- 2015 Federal Election
Forum addresses topic of missing or murdered Aboriginal women
Post-secondary institutions have a role to play when it comes to reminding the general public about murdered and missing Aboriginal women, according to Aboriginal leaders, educators and supporters who spoke at an awareness event held Friday, Feb. 14 at Okanagan College’s Kelowna campus.
“This event is about remembering these women, but it’s also about prevention,” said Gail Smith, the college’s Aboriginal transitions planner. “Educational institutions like Okanagan College have a role to play in prevention.”
More than 50 people gathered at the college on Valentine’s Day to take part in an event that honoured Aboriginal women and sought to promote awareness around issues of violence.
Smith noted that educating the general public about the history of violence against Aboriginal women in Canadian society plays an important role, and she encouraged employers as well to consider diversity in their own workforce.
One of the vital ways the college assists its Aboriginal student population is by providing a gathering place where students from all disciplines come together and share ideas – from academic to personal.
It was just that kind of experience that inspired Okanagan College Business student Tina Miller, a member of the Nisga’a Nation, to collaborate with fellow student Courtney Campbell to create a short video about the 500+ missing and murdered Aboriginal women and the Native Women’s Association of Canada’s call for a nationwide inquiry.
For Miller answering that call is highly personal.
“My mother was on East Hastings (in Vancouver) for the last 12 years of her life, and I visited her there every day and got to know many of her friends, and one of them ended up being one of Robert Pickton’s victims,” she told the crowd.
Norah Bowman-Broz, a professor of Women’s Studies at Okanagan College, noted that James Anaya, UN special rapporteur on the rights of indigenous people, has also spoken in favour of a public inquiry.
“People should speak out and ask questions and fight against complicity,” Bowman-Broz said.
The Feb. 14 date was first set aside back in 1991 to acknowledge missing and murdered Aboriginal women in the Downtown Eastside of Vancouver.

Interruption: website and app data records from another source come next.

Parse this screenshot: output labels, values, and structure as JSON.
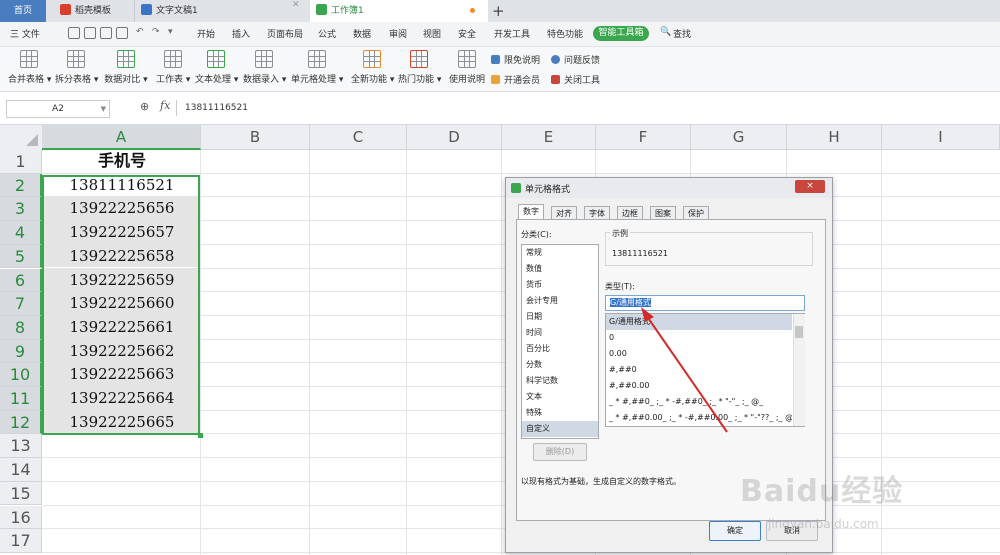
{
  "tabs": {
    "home": "首页",
    "wps": "稻壳模板",
    "doc": "文字文稿1",
    "book": "工作簿1",
    "new_tab": "+"
  },
  "menubar": {
    "file": "三 文件",
    "items": [
      "开始",
      "插入",
      "页面布局",
      "公式",
      "数据",
      "审阅",
      "视图",
      "安全",
      "开发工具",
      "特色功能"
    ],
    "smart_tools": "智能工具箱",
    "search": "查找"
  },
  "ribbon": {
    "buttons": [
      "合并表格",
      "拆分表格",
      "数据对比",
      "工作表",
      "文本处理",
      "数据录入",
      "单元格处理",
      "全新功能",
      "热门功能",
      "使用说明"
    ],
    "small": [
      "限免说明",
      "开通会员",
      "问题反馈",
      "关闭工具"
    ]
  },
  "formula_bar": {
    "name_box": "A2",
    "value": "13811116521"
  },
  "sheet": {
    "columns": [
      "A",
      "B",
      "C",
      "D",
      "E",
      "F",
      "G",
      "H",
      "I"
    ],
    "rows": [
      "1",
      "2",
      "3",
      "4",
      "5",
      "6",
      "7",
      "8",
      "9",
      "10",
      "11",
      "12",
      "13",
      "14",
      "15",
      "16",
      "17"
    ],
    "cells": [
      "手机号",
      "13811116521",
      "13922225656",
      "13922225657",
      "13922225658",
      "13922225659",
      "13922225660",
      "13922225661",
      "13922225662",
      "13922225663",
      "13922225664",
      "13922225665"
    ]
  },
  "dialog": {
    "title": "单元格格式",
    "close": "×",
    "tabs": [
      "数字",
      "对齐",
      "字体",
      "边框",
      "图案",
      "保护"
    ],
    "category_label": "分类(C):",
    "categories": [
      "常规",
      "数值",
      "货币",
      "会计专用",
      "日期",
      "时间",
      "百分比",
      "分数",
      "科学记数",
      "文本",
      "特殊",
      "自定义"
    ],
    "delete_button": "删除(D)",
    "sample_label": "示例",
    "sample_value": "13811116521",
    "type_label": "类型(T):",
    "type_value": "G/通用格式",
    "type_options": [
      "G/通用格式",
      "0",
      "0.00",
      "#,##0",
      "#,##0.00",
      "_ * #,##0_ ;_ * -#,##0_ ;_ * \"-\"_ ;_ @_",
      "_ * #,##0.00_ ;_ * -#,##0.00_ ;_ * \"-\"??_ ;_ @_"
    ],
    "description": "以现有格式为基础，生成自定义的数字格式。",
    "ok": "确定",
    "cancel": "取消"
  },
  "watermark": {
    "brand": "Baidu经验",
    "url": "jingyan.baidu.com"
  },
  "colors": {
    "accent_green": "#3aa64d",
    "annotation_red": "#d42a2a"
  }
}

Since then it has grown to include marches and demonstrations at 20 cities across the country.